- [ABOUT THIS TASK]: Scan the records for "body". Report each line that includes it.

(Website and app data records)

= Beginning of Section =

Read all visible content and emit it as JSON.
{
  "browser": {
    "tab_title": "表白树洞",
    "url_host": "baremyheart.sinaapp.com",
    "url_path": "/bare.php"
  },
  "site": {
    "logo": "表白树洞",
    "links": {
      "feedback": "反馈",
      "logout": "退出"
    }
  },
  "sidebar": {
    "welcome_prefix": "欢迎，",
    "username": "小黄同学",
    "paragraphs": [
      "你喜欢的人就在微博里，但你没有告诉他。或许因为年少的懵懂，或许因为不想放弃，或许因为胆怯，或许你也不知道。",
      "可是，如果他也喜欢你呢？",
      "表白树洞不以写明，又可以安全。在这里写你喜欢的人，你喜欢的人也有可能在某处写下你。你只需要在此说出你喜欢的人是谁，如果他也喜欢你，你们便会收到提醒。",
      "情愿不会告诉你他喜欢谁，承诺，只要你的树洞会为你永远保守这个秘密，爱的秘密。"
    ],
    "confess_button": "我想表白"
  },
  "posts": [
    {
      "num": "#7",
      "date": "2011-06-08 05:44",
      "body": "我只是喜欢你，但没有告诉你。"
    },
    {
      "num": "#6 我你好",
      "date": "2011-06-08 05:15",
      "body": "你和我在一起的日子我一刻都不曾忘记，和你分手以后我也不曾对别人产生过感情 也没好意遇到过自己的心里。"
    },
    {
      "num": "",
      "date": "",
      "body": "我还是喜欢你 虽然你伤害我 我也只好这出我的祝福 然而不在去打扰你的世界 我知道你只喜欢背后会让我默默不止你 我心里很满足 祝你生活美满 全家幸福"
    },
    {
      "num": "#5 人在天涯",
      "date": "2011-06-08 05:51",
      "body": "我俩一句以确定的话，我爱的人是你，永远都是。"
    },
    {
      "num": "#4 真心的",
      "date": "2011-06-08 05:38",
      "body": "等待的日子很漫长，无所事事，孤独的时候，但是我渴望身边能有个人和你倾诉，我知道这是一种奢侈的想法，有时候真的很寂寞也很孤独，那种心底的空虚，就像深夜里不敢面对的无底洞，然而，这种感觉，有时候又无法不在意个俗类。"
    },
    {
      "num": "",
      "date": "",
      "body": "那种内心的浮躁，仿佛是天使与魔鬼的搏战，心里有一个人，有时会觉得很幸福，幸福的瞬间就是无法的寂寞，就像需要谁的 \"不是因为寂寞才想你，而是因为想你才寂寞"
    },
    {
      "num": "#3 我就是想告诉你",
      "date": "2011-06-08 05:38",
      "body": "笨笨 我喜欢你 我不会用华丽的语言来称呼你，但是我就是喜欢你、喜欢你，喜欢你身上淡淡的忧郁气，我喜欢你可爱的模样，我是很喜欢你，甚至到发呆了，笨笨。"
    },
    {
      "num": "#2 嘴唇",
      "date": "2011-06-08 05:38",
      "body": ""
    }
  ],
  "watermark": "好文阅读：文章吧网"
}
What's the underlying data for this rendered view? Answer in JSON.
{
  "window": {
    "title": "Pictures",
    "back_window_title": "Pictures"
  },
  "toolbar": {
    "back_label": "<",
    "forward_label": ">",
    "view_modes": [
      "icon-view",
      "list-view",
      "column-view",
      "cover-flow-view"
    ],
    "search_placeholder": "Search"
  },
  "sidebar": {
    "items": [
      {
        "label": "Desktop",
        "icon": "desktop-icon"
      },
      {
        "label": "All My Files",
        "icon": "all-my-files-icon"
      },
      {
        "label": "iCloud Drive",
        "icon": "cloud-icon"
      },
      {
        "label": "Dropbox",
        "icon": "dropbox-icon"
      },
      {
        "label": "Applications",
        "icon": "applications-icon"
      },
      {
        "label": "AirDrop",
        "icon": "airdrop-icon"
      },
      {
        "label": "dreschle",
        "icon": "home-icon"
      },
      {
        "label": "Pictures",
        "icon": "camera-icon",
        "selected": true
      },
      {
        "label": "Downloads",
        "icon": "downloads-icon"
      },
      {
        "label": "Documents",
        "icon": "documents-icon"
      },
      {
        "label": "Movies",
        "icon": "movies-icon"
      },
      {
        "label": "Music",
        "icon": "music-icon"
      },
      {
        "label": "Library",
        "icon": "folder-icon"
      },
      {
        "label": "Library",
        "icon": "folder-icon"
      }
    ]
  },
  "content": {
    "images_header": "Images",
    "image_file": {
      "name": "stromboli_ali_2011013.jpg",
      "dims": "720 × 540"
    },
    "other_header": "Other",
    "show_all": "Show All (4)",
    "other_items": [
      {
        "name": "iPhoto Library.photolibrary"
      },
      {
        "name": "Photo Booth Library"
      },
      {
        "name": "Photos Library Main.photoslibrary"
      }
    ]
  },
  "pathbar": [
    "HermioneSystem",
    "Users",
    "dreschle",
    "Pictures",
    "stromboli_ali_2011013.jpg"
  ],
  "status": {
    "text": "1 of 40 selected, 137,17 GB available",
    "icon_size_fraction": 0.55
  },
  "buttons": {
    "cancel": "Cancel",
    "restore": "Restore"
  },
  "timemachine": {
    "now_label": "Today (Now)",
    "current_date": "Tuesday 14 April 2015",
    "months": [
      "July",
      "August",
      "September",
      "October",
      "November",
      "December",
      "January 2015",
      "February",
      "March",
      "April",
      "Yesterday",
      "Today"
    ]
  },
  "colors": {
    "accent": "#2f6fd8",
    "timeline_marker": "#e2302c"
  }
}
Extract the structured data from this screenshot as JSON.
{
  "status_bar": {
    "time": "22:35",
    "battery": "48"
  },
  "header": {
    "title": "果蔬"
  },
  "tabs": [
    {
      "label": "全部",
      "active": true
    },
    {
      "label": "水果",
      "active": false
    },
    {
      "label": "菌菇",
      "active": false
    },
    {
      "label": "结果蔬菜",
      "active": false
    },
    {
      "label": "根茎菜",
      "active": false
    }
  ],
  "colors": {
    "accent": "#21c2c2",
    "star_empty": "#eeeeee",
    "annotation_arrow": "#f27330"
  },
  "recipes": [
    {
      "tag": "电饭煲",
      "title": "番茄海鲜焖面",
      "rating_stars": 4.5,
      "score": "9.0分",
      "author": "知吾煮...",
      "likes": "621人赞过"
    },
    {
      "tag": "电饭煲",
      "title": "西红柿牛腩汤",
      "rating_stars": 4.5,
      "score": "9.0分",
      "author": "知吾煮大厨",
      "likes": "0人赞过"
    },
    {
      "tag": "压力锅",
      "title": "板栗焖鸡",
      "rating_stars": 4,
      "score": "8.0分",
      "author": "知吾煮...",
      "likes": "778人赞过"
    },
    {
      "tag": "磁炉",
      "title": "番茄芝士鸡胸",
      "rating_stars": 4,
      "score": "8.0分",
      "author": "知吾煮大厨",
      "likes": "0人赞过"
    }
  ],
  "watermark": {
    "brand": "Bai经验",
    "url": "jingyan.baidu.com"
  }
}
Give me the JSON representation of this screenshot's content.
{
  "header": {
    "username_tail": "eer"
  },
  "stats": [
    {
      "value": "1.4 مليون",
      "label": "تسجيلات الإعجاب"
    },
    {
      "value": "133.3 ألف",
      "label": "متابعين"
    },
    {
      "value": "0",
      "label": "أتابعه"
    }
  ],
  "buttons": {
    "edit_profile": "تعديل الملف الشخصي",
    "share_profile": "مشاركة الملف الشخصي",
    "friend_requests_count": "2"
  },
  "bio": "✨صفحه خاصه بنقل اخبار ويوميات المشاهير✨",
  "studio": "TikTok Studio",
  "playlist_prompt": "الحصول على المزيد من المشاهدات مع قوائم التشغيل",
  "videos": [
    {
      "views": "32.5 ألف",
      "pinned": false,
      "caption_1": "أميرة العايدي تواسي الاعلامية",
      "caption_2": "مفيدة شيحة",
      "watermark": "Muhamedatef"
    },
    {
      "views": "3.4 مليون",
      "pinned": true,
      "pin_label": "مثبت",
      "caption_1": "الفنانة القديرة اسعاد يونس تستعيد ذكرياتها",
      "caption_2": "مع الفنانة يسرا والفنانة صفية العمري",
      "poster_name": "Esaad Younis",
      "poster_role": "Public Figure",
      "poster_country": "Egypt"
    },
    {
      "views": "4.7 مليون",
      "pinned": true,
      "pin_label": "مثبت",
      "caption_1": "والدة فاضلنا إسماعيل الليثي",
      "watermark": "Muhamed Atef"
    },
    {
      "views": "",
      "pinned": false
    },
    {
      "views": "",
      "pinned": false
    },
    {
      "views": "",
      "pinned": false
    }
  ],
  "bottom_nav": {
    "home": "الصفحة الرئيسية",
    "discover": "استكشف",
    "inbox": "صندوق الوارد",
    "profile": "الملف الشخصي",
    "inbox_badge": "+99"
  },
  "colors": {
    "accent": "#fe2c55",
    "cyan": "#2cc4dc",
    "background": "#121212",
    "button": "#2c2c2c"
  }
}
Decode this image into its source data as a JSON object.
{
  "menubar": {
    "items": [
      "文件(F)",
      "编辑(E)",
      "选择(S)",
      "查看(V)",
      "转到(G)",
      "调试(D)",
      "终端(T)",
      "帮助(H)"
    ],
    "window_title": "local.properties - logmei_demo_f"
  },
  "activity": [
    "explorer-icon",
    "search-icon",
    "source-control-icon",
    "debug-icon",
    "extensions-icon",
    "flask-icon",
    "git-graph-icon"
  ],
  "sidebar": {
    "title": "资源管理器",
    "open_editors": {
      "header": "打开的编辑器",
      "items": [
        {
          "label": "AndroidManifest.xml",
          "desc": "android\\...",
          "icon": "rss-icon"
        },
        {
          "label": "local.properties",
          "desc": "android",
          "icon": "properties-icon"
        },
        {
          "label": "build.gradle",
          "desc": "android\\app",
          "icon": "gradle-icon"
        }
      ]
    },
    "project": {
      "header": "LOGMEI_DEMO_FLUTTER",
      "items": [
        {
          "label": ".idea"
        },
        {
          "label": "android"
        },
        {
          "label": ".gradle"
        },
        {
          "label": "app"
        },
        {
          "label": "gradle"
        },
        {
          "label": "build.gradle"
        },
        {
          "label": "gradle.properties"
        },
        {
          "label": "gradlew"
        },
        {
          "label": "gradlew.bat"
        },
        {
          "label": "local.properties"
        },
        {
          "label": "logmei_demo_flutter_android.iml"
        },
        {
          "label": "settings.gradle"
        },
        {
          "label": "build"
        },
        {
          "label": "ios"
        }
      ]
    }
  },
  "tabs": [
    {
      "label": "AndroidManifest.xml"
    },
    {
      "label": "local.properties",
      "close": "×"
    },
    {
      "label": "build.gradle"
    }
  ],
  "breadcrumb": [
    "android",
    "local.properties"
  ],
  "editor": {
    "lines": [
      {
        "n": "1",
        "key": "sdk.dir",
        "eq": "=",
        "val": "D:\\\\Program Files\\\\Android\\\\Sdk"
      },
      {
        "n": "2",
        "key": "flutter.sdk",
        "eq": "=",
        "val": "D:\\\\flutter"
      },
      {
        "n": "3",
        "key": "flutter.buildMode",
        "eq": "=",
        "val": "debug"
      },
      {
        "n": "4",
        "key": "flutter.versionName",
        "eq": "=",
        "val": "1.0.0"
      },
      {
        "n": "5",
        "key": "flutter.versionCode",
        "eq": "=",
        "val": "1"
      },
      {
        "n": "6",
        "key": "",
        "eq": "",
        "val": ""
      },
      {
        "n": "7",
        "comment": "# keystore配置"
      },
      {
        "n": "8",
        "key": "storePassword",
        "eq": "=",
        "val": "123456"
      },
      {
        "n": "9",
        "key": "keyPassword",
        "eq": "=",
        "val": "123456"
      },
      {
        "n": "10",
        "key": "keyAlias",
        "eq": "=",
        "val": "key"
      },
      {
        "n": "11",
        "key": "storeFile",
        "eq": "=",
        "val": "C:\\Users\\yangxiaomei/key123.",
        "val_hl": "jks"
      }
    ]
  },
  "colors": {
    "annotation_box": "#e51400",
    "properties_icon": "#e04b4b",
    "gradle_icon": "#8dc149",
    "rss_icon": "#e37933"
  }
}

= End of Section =

- [WRITTEN RESPONSE]:
      "body": "我只是喜欢你，但没有告诉你。"
      "body": "你和我在一起的日子我一刻都不曾忘记，和你分手以后我也不曾对别人产生过感情 也没好意遇到过自己的心里。"
      "body": "我还是喜欢你 虽然你伤害我 我也只好这出我的祝福 然而不在去打扰你的世界 我知道你只喜欢背后会让我默默不止你 我心里很满足 祝你生活美满 全家幸福"
      "body": "我俩一句以确定的话，我爱的人是你，永远都是。"
      "body": "等待的日子很漫长，无所事事，孤独的时候，但是我渴望身边能有个人和你倾诉，我知道这是一种奢侈的想法，有时候真的很寂寞也很孤独，那种心底的空虚，就像深夜里不敢面对的无底洞，然而，这种感觉，有时候又无法不在意个俗类。"
      "body": "那种内心的浮躁，仿佛是天使与魔鬼的搏战，心里有一个人，有时会觉得很幸福，幸福的瞬间就是无法的寂寞，就像需要谁的 \"不是因为寂寞才想你，而是因为想你才寂寞"
      "body": "笨笨 我喜欢你 我不会用华丽的语言来称呼你，但是我就是喜欢你、喜欢你，喜欢你身上淡淡的忧郁气，我喜欢你可爱的模样，我是很喜欢你，甚至到发呆了，笨笨。"
      "body": ""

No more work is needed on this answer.